▸ Exercise goal: Return the lines below that contain "true".

▸ Provided records:
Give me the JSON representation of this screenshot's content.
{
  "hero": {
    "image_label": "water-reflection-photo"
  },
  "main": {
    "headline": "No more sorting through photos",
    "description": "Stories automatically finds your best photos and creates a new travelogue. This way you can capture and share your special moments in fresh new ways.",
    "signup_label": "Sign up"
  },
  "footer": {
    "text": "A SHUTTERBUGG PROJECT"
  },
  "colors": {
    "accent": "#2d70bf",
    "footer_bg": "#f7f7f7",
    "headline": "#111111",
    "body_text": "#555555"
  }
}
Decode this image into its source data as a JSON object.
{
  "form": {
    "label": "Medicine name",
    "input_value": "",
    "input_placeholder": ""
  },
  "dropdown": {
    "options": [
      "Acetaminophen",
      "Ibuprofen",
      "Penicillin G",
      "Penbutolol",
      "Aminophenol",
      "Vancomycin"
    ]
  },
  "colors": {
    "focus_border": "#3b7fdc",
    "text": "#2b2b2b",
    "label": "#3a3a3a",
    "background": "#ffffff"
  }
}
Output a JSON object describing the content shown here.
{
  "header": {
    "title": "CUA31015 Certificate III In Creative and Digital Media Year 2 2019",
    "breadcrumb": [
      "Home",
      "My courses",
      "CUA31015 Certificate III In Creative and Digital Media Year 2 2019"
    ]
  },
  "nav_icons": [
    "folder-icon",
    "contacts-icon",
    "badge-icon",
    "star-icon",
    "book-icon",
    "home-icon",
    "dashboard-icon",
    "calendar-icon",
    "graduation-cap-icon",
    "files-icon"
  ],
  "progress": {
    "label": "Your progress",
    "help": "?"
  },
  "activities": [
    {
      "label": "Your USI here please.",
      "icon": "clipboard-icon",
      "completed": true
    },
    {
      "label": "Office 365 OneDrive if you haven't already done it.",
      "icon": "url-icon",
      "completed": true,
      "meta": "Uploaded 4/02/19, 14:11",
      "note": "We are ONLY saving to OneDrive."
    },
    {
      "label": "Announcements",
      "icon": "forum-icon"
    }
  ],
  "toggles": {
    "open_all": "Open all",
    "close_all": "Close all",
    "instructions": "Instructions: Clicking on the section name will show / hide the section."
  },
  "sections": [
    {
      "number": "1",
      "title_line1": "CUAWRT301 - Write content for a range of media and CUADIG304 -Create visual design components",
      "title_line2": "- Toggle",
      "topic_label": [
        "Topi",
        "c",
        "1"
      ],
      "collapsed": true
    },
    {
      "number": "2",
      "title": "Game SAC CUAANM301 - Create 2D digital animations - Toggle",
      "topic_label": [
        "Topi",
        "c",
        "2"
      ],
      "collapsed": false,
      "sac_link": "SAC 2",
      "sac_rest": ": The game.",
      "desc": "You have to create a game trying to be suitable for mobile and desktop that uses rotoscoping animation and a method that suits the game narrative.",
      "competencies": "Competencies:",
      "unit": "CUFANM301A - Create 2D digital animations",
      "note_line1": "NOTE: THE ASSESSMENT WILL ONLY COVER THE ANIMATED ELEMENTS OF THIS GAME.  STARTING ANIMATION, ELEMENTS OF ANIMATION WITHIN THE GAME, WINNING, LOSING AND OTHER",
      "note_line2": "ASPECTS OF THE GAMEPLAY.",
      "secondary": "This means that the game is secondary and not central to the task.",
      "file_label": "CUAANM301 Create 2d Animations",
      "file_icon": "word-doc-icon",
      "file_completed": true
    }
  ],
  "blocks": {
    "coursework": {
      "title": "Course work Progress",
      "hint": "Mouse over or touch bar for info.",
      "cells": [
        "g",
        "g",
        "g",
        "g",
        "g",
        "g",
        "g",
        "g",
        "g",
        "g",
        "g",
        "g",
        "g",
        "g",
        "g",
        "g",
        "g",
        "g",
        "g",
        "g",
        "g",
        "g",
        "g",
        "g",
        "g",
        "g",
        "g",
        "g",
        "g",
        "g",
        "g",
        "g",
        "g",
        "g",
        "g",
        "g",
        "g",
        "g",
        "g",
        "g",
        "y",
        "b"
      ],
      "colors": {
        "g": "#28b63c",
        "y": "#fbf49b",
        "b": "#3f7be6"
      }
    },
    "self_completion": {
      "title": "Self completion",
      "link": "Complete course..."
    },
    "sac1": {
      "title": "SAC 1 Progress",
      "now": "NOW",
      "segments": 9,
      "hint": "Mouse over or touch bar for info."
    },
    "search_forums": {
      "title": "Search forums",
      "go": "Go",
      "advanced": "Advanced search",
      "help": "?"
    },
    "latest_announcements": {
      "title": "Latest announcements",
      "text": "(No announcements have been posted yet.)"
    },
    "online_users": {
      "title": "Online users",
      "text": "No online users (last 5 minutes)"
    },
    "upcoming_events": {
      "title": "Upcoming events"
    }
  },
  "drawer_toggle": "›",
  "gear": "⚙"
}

▸ Task response:
      "completed": true
      "completed": true,
      "collapsed": true
      "file_completed": true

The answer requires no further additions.